---- ENTRIES SHOWN

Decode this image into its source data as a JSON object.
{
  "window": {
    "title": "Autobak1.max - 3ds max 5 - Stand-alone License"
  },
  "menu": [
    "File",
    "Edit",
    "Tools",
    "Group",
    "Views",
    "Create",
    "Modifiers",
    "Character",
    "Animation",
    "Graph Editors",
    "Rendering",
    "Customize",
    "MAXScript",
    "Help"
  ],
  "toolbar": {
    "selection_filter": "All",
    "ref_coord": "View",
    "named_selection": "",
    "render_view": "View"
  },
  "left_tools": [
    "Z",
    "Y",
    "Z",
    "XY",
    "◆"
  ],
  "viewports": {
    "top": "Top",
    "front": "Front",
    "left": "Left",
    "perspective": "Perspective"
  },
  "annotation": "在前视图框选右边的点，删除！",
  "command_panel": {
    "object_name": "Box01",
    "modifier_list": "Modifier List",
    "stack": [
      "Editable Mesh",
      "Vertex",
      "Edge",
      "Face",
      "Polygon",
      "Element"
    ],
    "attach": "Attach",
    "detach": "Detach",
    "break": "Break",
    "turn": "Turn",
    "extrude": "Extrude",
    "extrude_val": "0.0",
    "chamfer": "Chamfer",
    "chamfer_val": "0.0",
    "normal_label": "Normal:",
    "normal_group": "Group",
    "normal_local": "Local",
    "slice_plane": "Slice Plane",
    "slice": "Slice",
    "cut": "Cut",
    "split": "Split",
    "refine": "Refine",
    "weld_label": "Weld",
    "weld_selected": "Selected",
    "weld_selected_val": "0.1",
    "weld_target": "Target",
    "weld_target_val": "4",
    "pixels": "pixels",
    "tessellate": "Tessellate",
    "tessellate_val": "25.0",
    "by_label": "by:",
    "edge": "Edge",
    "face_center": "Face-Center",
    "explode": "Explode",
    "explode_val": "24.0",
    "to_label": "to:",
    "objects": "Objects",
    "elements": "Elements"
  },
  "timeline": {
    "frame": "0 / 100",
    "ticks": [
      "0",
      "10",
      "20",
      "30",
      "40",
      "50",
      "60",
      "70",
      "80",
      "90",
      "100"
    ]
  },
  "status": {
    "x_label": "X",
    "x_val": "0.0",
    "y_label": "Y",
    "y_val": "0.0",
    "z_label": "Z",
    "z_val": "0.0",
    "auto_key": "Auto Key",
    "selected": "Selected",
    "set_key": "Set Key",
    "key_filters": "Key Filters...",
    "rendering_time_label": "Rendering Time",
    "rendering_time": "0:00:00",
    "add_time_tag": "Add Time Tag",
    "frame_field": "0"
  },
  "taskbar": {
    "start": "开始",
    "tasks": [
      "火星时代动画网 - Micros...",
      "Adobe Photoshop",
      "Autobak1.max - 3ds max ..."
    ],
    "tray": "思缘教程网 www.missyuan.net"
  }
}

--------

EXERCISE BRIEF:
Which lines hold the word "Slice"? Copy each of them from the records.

TASK RESPONSE:
    "slice_plane": "Slice Plane",
    "slice": "Slice",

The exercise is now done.